Headwind, tailwind

Every company must deal with external factors that you simply cannot control. The trick is to deal with it as balanced as possible. It is currently quite stormy around us in the world. Literally, with the Ciara and Dennis storms that raged across Europe in February.

To stay in weather terms: it is precisely in this windy month that the “internal storms” at SILS have fallen considerably. Our physical expansion in m2 and the relocation have been completed. However, letting grow our organization and employees steadily with this is a challenge. We have invested heavily in this in recent times. Both the adjustments at MT level and at the lower level (middle management) have brought a better balance. We see that, among other things, the attention to which our logistics staff are simply entitled is now effectively guaranteed. All associated logistics processes are now also updated and in order. Also, with our human resources we are experiencing tailwinds with active policies in the field of Employer Branding and vitality. In proportion to the size of SILS, we invest more than average attention and energy with pleasure and passion. In short, windy outside and at most a pleasant breeze inside.

Corona virus         

Another external “storm factor” with potentially global consequences is the Corona virus. SILS does a lot of logistics with China and it quickly became apparent that flows of goods to and from China came under pressure. We keep a close eye on these developments for our clients with logistical interests in China.
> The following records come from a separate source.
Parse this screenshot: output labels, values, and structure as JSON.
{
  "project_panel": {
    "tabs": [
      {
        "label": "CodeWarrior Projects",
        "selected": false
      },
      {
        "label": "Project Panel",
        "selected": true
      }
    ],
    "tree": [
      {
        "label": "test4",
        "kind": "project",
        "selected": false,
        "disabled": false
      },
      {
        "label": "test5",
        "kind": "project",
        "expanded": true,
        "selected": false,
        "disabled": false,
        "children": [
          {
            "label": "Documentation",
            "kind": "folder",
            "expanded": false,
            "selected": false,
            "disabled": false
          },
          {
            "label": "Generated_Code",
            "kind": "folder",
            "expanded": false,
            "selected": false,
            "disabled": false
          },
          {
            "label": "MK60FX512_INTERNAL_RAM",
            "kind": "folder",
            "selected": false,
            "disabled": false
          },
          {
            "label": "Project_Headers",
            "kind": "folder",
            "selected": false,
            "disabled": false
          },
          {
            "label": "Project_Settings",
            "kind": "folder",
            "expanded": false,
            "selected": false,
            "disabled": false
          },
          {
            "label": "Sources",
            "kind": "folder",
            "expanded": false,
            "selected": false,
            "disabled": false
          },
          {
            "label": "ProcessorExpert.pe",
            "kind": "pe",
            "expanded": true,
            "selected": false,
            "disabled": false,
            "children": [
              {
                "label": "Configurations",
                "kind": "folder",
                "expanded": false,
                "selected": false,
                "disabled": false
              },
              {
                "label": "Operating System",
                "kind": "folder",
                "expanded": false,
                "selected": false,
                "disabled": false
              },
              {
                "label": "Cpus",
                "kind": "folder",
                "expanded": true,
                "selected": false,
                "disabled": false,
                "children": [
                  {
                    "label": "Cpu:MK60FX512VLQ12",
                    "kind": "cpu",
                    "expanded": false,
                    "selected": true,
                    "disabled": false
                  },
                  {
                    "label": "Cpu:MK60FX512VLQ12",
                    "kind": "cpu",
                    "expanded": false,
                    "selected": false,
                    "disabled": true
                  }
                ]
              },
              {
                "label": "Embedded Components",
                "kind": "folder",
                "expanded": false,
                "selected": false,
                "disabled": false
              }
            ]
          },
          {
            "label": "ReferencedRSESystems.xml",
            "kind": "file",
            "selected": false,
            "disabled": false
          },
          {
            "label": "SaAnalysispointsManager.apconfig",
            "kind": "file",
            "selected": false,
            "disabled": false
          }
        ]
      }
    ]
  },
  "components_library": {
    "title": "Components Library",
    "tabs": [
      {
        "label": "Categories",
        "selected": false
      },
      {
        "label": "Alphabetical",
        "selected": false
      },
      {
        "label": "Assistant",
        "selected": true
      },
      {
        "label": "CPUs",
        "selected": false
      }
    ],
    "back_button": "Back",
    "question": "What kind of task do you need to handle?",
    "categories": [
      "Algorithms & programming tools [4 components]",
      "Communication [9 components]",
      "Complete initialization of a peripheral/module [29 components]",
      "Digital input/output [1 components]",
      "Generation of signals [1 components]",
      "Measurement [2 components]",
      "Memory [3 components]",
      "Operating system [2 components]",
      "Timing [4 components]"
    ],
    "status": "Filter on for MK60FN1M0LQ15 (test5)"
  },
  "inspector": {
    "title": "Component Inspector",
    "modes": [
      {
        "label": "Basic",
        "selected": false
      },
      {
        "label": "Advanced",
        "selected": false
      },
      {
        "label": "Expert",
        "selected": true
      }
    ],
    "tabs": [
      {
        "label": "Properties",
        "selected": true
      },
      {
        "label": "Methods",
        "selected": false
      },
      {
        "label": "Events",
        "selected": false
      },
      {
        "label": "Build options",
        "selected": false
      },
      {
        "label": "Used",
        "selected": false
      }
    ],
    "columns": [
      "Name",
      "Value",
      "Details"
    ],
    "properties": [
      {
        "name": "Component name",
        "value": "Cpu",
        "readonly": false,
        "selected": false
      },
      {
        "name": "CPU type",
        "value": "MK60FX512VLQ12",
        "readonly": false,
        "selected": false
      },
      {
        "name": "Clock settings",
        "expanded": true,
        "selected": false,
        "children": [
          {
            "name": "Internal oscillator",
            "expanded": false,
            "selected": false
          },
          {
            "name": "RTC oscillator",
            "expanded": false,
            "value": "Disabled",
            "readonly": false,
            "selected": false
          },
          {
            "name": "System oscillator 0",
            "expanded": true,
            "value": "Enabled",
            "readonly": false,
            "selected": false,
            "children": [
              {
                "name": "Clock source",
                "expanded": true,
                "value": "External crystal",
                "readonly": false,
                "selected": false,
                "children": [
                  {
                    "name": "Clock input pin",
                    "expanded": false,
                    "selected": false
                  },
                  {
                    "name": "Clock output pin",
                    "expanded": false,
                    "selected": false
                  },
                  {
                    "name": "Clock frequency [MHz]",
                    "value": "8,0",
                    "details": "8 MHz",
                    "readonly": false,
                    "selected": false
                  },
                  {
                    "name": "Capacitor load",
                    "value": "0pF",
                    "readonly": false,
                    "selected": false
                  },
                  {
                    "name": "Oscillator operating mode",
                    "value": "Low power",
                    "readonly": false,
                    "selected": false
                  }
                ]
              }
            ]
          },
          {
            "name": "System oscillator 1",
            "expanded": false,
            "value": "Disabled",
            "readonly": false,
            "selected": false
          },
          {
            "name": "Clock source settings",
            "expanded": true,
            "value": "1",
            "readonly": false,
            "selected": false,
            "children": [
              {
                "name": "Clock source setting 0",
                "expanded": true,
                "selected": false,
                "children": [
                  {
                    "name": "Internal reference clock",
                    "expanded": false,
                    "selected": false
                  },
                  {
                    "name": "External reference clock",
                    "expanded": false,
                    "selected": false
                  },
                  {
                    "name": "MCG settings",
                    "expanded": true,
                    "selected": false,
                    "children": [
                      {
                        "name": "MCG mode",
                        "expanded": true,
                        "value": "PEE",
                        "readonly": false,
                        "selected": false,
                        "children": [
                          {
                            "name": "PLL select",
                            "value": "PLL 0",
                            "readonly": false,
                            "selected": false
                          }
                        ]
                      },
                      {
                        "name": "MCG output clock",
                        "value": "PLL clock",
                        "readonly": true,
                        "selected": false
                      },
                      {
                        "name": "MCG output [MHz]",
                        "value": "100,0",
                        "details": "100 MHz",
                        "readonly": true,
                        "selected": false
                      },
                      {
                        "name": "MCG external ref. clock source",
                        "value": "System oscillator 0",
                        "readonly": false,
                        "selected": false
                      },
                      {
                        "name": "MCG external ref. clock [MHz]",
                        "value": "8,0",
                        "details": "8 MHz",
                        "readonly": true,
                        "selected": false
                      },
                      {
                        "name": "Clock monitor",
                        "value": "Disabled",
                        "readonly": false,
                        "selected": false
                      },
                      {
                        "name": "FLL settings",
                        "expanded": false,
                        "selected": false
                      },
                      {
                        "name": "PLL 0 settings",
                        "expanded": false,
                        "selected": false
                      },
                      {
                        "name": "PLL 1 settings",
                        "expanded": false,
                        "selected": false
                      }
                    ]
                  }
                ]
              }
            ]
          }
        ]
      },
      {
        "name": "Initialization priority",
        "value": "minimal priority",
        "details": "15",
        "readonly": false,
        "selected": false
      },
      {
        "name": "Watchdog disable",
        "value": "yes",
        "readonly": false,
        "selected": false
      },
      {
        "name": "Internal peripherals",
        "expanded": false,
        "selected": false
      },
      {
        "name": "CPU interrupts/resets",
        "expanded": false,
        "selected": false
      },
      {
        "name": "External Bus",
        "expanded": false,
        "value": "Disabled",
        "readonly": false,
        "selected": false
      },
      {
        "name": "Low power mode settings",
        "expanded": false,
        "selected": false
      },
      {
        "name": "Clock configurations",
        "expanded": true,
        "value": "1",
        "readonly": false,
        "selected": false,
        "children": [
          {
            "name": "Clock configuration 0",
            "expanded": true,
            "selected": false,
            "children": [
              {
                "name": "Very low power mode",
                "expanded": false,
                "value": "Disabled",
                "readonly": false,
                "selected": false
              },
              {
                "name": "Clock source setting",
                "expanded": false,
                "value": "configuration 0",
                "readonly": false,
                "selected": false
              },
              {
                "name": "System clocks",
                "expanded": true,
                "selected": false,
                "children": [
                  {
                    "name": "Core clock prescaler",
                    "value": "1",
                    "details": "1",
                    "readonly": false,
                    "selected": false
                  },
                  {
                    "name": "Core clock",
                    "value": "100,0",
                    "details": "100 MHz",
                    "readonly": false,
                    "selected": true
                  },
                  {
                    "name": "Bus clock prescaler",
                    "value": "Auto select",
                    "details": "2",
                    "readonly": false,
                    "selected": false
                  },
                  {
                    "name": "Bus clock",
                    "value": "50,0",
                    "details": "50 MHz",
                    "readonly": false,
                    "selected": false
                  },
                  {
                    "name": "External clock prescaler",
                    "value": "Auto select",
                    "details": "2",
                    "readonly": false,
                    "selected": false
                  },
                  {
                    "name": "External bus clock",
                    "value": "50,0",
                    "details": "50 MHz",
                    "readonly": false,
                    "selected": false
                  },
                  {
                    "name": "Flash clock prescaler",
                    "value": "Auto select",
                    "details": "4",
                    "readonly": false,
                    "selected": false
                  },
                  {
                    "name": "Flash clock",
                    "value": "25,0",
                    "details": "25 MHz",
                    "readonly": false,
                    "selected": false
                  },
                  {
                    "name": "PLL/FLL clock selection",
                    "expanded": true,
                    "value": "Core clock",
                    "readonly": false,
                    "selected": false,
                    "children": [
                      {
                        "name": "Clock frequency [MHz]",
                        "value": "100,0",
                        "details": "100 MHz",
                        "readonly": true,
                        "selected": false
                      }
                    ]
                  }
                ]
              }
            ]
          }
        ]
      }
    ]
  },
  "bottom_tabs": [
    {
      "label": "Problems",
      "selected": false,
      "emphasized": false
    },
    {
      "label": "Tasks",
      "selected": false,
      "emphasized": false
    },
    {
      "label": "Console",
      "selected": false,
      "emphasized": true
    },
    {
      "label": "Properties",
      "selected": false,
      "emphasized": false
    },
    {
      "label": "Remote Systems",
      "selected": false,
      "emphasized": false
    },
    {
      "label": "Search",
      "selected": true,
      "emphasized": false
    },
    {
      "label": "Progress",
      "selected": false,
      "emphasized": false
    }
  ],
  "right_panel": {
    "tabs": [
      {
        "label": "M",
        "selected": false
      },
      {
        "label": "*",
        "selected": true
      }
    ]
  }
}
Closer to home Brexit is a potentially large and erratic risk. The Brexit is a fact, but now all substantive agreements must be made in the coming months. Do those have logistical consequences? We will of course inform you about this if this is the case. A crucial signal for the logistics sector that we are already receiving is that the English government is committed to 100% monitoring of all flows of goods to the UK. Again, an external storm, the consequences of which may influence SILS customers. However, this only concerns one stream (to the UK). Conversely, there is a greater effect. Because if that development continues, mainland Europe from the UK will be very difficult to supply for clients. That is why we receive several specific requests from parties who are now based in the UK who are considering relocating their warehouses in the UK to Europe. With this they consider supplying Europe from the mainland. Their motivation is simple: as a result of the relocation of their logistics activities, they will only have a logistic challenge to the UK instead of all countries in Europe.

More focus on Cargo and Customs

An internal development at SILS that I would like to inform you about is the emphasis that we are currently putting on two activities: Cargo and Customs. For Cargo, China is and will remain an important growth market with the cargo handling activity. In addition, there are numerous other options on all modalities (air, sea, road & rail). For Customs, we suspect that our customs department is mainly seen by clients as an additional activity for accommodating their logistics with SILS. While our expertise can also be used by clients as an independent core activity of SILS without us “doing” their other logistics. This means that we will profile our expertise as a separate forwarder, both in the area of ​​customs and cargo, in the coming period. Our Cargo and Customs specialist, Jens Stevens, will focus on this in the coming period and will also have more room for this since he has been relieved to a large extent by the appointment of our Director Warehouse Operations.

In short, restless outside, balanced inside. At least for now. Because new external factors that we must deal with can arise every day from all wind directions!


Willem-Jan Cramer